Full case example (Top)
Let’s work through a sample supply chain case.
Your Couch World client is a manufacturer of furniture currently designing and manufacturing all of their products in Canada. One of their top investors has continually pushed Couch World to shift their production overseas to a lower cost facility in China, but management has reservations about losing the Made in Canada claim with which customers have grown familiar. How would you advise them?
After jotting down the prompt, we can rely on some of the concepts listed above to formulate a framework for the case.
Step 1: Cost Shifting – What’s the cost impact of Chinese production?
Our client is going to save on the cost of labor and potentially gain access to cheaper raw materials given their closer proximity to industrial centers. The trade-off? It will cost more to transport our goods to their end destination if they are no longer made in Canada.
Let’s say that our goods cost $725 to produce and retail for $1,000 with the present supply chain configuration. It costs an additional $25 to transport them to their final destination for a total of $750, with a gross profit margin of 25% or $250. As discussed above, the cost of production will decrease, let’s say to $500, but the cost of transportation increases, let’s say to $100. Net-net the new cost of production is $600. The new gross margin is $400, so the cost analysis presents favorably towards outsourcing, but make sure to consider all potential impacts before forming a recommendation.
Step 2: Operational Stability – What’s the operational impact of producing in China?
We may want to consider the risks of outsourcing to China. Recently tensions have increased between the U.S. and China with the potential for escalation. We will want to consider the possibility of additional tariffs and the impact of conflict in the region.
These aspects may be difficult to quantify, but they are important for the client to consider as they evaluate the total impact of this decision.
Step 3: Brand Erosion – What’s the brand impact of producing in China?
Finally, our client needs to consider how this change can impact their public image and thereby their sales. Competitors may even capitalize on our shift to highlight their competitive differentiation if they are still domestically produced.
In our case, let’s say our client was selling 100,000 units prior to outsourcing the goods. When they were making $250 per unit, they made $25M per year. Now, our client is making $400 per unit, but, let’s imagine our client expects to lose a significant portion of their sales, ~35%, because their value proposition centers heavily on being a domestic producer of high-quality furniture. Calculating their new gross profit, 65,000 * $400 we find that profit from out-sourcing totals $26M.

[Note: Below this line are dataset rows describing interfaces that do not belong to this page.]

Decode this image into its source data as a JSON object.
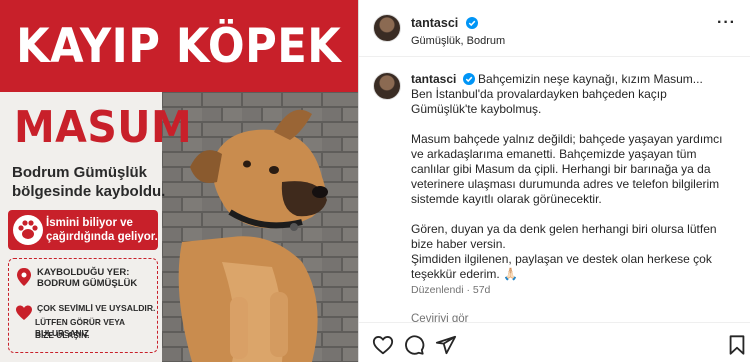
{
  "poster": {
    "headline": "KAYIP KÖPEK",
    "dog_name": "MASUM",
    "lost_place": "Bodrum Gümüşlük bölgesinde kayboldu.",
    "call_line1": "İsmini biliyor ve",
    "call_line2": "çağırdığında geliyor.",
    "lost_label": "KAYBOLDUĞU YER:",
    "lost_value": "BODRUM GÜMÜŞLÜK",
    "friendly_label": "ÇOK SEVİMLİ VE UYSALDIR.",
    "contact_line1": "LÜTFEN GÖRÜR VEYA BULURSANIZ",
    "contact_line2": "BİZE ULAŞIN.",
    "brand_red": "#c8202a"
  },
  "post": {
    "username": "tantasci",
    "location": "Gümüşlük, Bodrum",
    "caption_first": "Bahçemizin neşe kaynağı, kızım Masum...",
    "caption_first_rest": "Ben İstanbul'da provalardayken bahçeden kaçıp Gümüşlük'te kaybolmuş.",
    "caption_p2": "Masum bahçede yalnız değildi; bahçede yaşayan yardımcı ve arkadaşlarıma emanetti. Bahçemizde yaşayan tüm canlılar gibi Masum da çipli. Herhangi bir barınağa ya da veterinere ulaşması durumunda adres ve telefon bilgilerim sistemde kayıtlı olarak görünecektir.",
    "caption_p3a": "Gören, duyan ya da denk gelen herhangi biri olursa lütfen bize haber versin.",
    "caption_p3b": "Şimdiden ilgilenen, paylaşan ve destek olan herkese çok teşekkür ederim.",
    "emoji": "🙏🏻",
    "edited": "Düzenlendi · 57d",
    "translate": "Çeviriyi gör",
    "verified_color": "#0095f6"
  }
}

Step 4: Recommendation
Synthesizing these analysis we recommend that our client should not go through with outsourcing their production. While the proposition yields significant cost savings, after accounting for lost sales we find that profit will only increase by 4% for quite a bit of incremental risk and complexity. Next steps might involve finding alternatives to outsourcing, maybe considering a plant in Mexico or focusing on optimizing existing operations.
(You can also recommend that the client proceed with the outsourcing – the profit does increase by 4% after all. Most cases are less about yes vs. no and more concerned with the evidence and logic the candidate uses to support their choice).
Consultants find themselves tackling increasingly thorny supply chain questions, and look to evaluate their candidates on their ability to crack these cases. The preceding discussion is a good introduction to the complex work of supply chains, but a strong candidate will supplement it by getting a good mix of supply chain cases under their belt before entering the interview process.